You might not think of yourself as working in sales, but you are a salesperson. You have to sell your ideas to others. In order to do so effectively, you need to understand how to make your message appealing to them. A helpful shortcut to tailoring your message is to learn about different social styles or personality types. Knowing what your style is, and learning the styles of those are you are trying to influence, can be very helpful when making your “pitch” and when thinking through who to ask to do what.
There are numerous theories about personality types, but they all generally group people into one of four categories (you can learn more about social styles here) :
- Driver: Drivers are results-oriented, and respond best to quick decisions and friendly competition. Just tell them what you are aiming for and let them run. Don’t force them to sit through long meetings and hash out small details. These are your go-to people when you need something done fast.
- Expressive: Expressives are social butterflies. They’ll be particularly responsive to the informal networking technique I discussed above. Because they are so outgoing and have big networks themselves, they are great for drumming up enthusiasm or connecting you with others.
- Amiable: Amiables are expressive’s quieter counterparts. They also build many solid relationships, but they tend to do things behind the scenes and don’t want to draw a lot of attention to themselves. Appeal to them on an emotional level and ask for their opinions (probably in private), because they don’t often get a chance to share these otherwise.
- Analytical: Analyticals want to see data and think things through logically. Give them the facts and the time to mull them over. Once they come to the conclusion that there’s enough evidence to support what you’re asking for, they’ll be on board and can help you find the best way to do something.
Address resistance with self-reflection
If you encounter resistance, it’s easy to ascribe negative attributes to those people: they’re lazy or old-fashioned.
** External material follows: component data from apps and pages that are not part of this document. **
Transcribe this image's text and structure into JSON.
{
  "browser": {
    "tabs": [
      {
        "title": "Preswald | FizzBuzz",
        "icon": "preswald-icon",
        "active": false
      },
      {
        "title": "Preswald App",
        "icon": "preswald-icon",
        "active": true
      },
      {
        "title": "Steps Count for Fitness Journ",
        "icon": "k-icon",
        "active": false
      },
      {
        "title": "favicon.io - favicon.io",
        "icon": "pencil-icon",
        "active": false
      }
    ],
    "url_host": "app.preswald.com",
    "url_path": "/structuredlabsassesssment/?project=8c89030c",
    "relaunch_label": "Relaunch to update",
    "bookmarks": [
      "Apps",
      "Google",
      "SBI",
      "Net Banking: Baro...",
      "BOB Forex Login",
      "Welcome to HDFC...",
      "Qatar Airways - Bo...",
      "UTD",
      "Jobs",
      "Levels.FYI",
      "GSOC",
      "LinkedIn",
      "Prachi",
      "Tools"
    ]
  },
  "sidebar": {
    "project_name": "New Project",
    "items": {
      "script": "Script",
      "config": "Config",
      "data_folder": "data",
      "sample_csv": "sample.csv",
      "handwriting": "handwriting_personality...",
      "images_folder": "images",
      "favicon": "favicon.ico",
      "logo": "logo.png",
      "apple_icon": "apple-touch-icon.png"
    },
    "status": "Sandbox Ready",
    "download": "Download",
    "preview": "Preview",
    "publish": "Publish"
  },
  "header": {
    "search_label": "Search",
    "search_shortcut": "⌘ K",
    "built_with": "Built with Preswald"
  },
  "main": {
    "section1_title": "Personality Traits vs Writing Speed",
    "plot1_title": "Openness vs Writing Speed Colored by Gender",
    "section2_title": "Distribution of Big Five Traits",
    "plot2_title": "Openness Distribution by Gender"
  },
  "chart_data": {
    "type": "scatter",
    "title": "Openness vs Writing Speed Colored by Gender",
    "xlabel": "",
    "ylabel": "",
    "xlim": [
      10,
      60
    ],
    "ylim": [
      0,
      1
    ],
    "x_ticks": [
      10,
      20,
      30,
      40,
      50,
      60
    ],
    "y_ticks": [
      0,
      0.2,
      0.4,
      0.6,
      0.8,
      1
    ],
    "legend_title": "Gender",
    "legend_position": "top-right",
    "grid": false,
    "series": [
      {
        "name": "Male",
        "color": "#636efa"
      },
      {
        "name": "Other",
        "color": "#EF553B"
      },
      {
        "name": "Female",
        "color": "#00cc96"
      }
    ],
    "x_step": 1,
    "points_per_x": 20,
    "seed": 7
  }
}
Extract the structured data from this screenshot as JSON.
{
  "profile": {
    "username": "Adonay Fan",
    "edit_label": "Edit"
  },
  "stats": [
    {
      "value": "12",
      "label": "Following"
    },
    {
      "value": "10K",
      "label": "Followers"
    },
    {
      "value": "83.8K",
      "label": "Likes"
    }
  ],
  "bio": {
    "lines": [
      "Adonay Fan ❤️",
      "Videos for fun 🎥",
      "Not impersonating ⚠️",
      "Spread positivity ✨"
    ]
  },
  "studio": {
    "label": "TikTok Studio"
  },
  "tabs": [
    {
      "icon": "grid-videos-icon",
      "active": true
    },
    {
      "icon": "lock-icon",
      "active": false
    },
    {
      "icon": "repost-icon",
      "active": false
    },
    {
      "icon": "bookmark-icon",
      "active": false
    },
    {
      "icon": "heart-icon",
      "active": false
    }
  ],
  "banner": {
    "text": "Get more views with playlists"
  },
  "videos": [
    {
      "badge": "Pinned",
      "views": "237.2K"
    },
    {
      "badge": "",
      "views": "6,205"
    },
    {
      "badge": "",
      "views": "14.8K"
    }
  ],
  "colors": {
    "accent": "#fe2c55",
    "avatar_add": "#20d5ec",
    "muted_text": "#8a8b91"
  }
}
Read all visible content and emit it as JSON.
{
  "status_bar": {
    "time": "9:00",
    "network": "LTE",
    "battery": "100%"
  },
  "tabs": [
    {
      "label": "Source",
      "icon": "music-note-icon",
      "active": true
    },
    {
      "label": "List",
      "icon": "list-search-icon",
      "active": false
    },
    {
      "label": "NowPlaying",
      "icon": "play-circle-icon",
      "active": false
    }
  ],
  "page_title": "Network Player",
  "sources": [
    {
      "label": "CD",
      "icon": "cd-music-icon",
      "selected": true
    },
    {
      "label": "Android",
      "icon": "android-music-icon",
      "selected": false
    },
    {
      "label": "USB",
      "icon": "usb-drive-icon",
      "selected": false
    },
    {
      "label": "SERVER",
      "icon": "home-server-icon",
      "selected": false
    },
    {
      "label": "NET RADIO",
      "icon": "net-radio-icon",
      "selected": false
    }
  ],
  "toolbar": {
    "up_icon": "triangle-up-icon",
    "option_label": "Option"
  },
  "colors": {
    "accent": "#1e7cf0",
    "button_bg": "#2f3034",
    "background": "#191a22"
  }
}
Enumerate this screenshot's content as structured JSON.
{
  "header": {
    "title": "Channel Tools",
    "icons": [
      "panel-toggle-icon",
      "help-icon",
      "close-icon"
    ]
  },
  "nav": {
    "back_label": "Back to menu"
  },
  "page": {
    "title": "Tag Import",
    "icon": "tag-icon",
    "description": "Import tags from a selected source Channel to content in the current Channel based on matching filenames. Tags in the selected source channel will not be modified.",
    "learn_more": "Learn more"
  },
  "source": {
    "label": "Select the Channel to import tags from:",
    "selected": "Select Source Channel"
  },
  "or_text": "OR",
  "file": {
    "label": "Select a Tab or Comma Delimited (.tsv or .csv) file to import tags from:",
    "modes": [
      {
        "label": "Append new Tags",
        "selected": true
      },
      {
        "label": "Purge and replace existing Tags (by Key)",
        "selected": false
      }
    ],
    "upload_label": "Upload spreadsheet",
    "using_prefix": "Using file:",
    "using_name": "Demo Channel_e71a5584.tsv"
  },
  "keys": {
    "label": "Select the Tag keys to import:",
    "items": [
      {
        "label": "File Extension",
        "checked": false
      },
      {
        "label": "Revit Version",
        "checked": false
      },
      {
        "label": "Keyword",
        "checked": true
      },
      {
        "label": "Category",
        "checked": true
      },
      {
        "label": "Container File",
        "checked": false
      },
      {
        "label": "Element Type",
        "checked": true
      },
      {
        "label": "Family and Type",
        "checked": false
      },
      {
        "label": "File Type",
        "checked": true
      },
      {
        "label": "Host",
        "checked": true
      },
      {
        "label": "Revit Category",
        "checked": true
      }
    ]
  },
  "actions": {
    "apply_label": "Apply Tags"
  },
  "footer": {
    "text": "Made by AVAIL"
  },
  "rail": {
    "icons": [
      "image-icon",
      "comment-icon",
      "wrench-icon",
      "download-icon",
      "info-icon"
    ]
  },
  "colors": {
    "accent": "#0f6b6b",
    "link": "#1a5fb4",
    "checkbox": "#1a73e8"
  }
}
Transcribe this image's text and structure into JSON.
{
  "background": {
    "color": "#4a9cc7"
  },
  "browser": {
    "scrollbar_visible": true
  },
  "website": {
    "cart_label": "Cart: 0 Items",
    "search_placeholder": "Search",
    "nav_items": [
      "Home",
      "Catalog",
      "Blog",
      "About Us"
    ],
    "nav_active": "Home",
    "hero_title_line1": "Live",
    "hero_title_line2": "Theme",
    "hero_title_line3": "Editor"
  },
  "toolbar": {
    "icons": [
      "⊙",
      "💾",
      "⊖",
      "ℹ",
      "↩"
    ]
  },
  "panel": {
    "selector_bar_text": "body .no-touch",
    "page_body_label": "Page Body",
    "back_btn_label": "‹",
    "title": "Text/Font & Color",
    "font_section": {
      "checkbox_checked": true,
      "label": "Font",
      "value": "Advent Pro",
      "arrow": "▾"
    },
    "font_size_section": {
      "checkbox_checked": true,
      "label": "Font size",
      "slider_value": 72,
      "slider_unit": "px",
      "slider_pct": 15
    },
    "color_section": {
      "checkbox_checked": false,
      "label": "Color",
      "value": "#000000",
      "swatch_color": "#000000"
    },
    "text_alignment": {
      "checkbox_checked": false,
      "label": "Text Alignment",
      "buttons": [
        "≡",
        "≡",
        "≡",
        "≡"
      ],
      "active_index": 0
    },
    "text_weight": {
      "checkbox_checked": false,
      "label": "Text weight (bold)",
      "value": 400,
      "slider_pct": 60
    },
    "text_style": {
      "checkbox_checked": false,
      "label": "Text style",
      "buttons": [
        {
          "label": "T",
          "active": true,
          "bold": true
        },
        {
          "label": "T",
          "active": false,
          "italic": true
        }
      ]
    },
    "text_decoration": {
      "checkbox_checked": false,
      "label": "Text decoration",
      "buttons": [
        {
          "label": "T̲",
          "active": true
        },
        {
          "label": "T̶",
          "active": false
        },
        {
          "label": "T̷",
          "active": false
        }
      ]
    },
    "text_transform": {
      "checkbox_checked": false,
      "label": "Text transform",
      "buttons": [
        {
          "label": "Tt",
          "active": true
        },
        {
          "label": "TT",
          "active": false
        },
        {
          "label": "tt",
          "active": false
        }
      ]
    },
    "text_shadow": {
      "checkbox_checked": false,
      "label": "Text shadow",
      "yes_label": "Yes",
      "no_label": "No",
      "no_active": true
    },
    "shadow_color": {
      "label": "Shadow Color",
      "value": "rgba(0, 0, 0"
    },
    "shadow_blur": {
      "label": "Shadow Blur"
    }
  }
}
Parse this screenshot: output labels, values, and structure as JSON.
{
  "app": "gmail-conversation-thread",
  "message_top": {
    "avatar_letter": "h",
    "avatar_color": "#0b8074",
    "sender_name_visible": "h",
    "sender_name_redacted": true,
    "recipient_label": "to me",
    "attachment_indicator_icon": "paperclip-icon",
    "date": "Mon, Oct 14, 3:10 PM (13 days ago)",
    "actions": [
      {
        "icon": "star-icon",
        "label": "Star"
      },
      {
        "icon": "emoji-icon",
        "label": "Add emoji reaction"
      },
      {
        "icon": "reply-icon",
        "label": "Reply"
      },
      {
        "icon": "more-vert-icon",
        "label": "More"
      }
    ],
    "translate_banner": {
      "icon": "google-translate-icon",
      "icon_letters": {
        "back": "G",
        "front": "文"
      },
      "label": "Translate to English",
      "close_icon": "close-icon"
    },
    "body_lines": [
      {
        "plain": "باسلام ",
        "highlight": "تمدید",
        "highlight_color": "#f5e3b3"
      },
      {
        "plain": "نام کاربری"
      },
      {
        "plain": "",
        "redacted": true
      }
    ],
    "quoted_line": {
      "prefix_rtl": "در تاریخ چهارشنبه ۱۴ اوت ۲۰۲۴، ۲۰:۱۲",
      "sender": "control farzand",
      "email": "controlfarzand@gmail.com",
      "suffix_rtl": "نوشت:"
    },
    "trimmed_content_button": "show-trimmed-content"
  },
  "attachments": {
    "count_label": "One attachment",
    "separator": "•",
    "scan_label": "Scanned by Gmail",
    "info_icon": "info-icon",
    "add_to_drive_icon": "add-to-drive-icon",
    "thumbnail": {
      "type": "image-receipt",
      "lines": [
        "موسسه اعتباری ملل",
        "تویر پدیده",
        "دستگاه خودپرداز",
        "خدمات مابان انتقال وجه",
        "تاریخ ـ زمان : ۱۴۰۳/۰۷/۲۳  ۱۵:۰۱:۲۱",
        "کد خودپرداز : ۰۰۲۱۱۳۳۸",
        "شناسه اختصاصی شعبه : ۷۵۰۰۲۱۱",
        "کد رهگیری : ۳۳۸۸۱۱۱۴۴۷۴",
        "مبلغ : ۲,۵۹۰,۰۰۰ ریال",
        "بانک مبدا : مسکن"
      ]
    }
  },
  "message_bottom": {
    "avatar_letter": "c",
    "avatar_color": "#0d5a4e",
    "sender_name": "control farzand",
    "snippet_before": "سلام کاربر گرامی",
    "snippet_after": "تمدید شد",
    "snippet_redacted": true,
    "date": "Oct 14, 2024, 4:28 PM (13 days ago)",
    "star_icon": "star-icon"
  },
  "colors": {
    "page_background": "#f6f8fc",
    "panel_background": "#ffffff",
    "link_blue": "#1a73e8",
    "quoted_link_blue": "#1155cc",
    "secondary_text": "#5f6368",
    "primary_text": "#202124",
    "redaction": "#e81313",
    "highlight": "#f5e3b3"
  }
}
While this is no doubt true in some instances, it’s also very possible that the problem is you. Maybe you haven’t done a good job explaining why you’re asking them to do something and what the benefits are to them and to the organization. Maybe you’re greatly inconveniencing them and you haven’t thought through ways to minimize their burden. Regardless, the best way overcome resistance is to hold up a mirror to yourself and try to determine if there is anything you could be doing differently before you assume that everyone else is at fault.
Say thank you
When someone does something to help you, even if it is their job, acknowledge them. If they’ve done an excellent job or have gone out of their way, thank them publicly. Not only will this make the person you’re thanking happy and more willing to continue to help you, it may also inspire other people who would like to receive public praise.